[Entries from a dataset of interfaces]
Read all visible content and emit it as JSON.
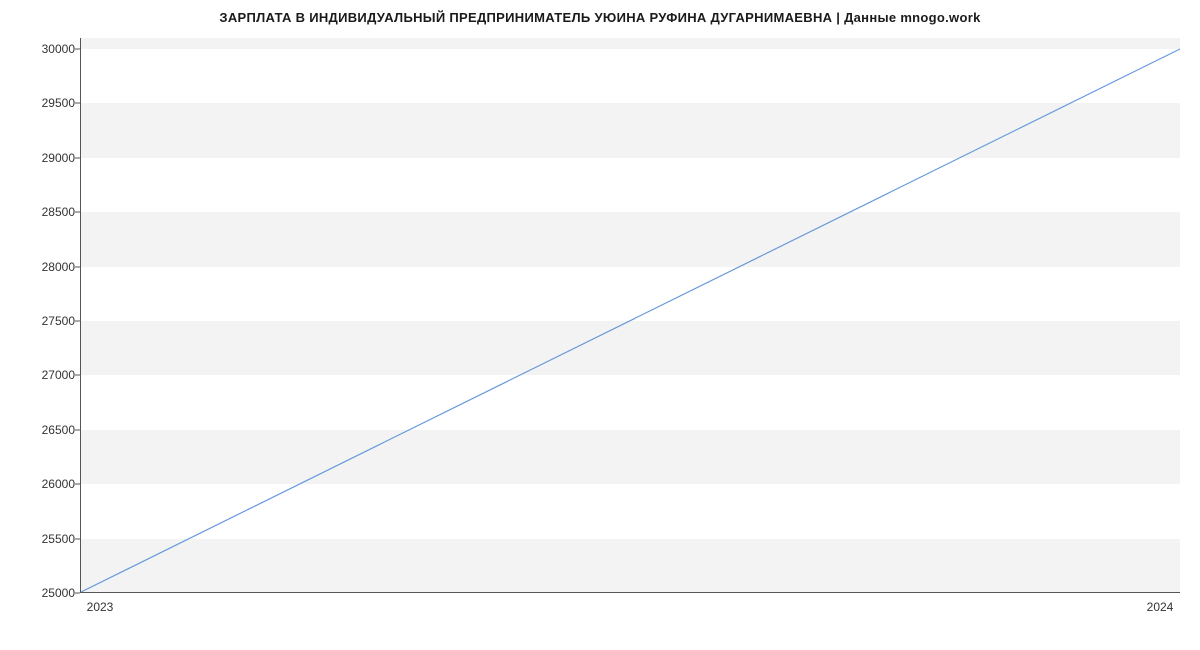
{
  "chart_data": {
    "type": "line",
    "title": "ЗАРПЛАТА В ИНДИВИДУАЛЬНЫЙ ПРЕДПРИНИМАТЕЛЬ УЮИНА РУФИНА ДУГАРНИМАЕВНА | Данные mnogo.work",
    "xlabel": "",
    "ylabel": "",
    "x": [
      2023,
      2024
    ],
    "values": [
      25000,
      30000
    ],
    "x_ticks": [
      "2023",
      "2024"
    ],
    "y_ticks": [
      25000,
      25500,
      26000,
      26500,
      27000,
      27500,
      28000,
      28500,
      29000,
      29500,
      30000
    ],
    "ylim": [
      25000,
      30100
    ],
    "xlim": [
      2023,
      2024
    ],
    "grid_bands": true,
    "line_color": "#6699dd"
  }
}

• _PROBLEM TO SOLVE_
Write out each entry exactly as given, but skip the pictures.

• _ANSWER BELOW_
Read all visible content and emit it as JSON.
{
  "chart_data": {
    "type": "line",
    "title": "ЗАРПЛАТА В ИНДИВИДУАЛЬНЫЙ ПРЕДПРИНИМАТЕЛЬ УЮИНА РУФИНА ДУГАРНИМАЕВНА | Данные mnogo.work",
    "xlabel": "",
    "ylabel": "",
    "x": [
      2023,
      2024
    ],
    "values": [
      25000,
      30000
    ],
    "x_ticks": [
      "2023",
      "2024"
    ],
    "y_ticks": [
      25000,
      25500,
      26000,
      26500,
      27000,
      27500,
      28000,
      28500,
      29000,
      29500,
      30000
    ],
    "ylim": [
      25000,
      30100
    ],
    "xlim": [
      2023,
      2024
    ],
    "grid_bands": true,
    "line_color": "#6699dd"
  }
}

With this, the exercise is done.